Barnsley Council undertook a statutory assessment of all childcare places in the borough and found that the number of registered providers for children up to five years old has reduced by ten since last year.

It found that there has been a ‘significant’ reduction in the number of places being offered due to recruitment issues and increases in energy prices.

Chancellor Jeremy Hunt to announced plans to extend the government’s existing offer of 30 hours of free childcare to children aged between nine months and two years by 2025 in his spring budget.

However, he said he could not give ‘an absolute guarantee’ that all the places needed would all be available in time.

Council bosses said it’s critical to ensure the local childcare market is ‘equipped to meet the needs of working families with young children’, although it faces the challenge of ‘implementing the expansion at the rate and size required’.

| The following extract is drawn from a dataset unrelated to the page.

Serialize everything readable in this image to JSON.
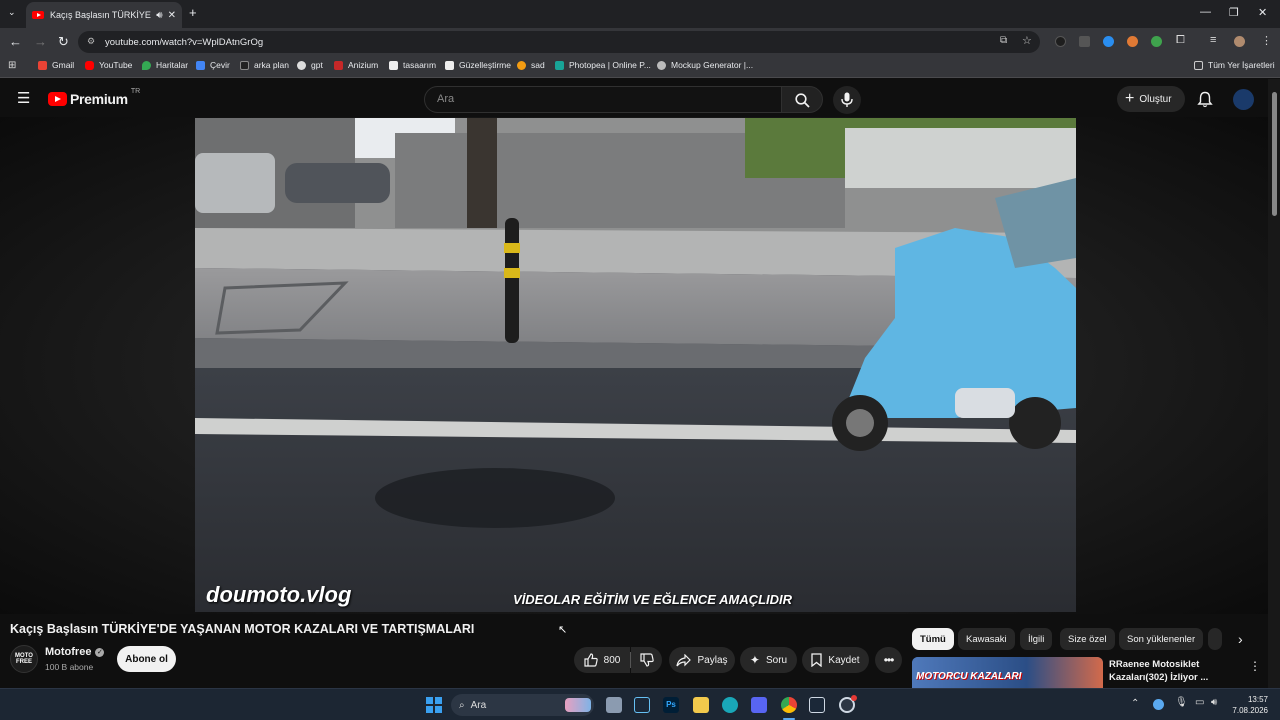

There are a total of 232 providers of early years places in the borough, the remaining 12 registered providers do not offer early years education and instead are offering school age places only.

Coun Trevor Cave, cabinet spokesperson for children’s services, said: “Our early years settings remain among the very best in the country as judged by Ofsted and we know that good quality early years education has a positive long-term impact on outcomes and the life chances of children.

“This annual review, together with the work of the local multi-agency steering group and our delivery plan will help a greater number of young children to obtain a good start in life and effectively prepare them for school as well as enable working parents and carers to continue to engage with the employment market and attract further investment into Barnsley.”

The council has set up a multi-agency steering group to begin a plan to meet childcare needs across the borough.

The plan will encourage new providers while supporting existing providers and expanding capacity.

It will help create full-day care provision in areas where this isn’t currently available, as well as encouraging additional schools to provide 30 hours of care in a way which meets the requirements of working parents.

A council report added: “The reduction in the actual places being offered has widened significantly again this year.

“The cost of childcare is still rising with Barnsley settings charging above the regional rate for places.

“There is the need to create a number of places in the borough in order to meet anticipated demand.”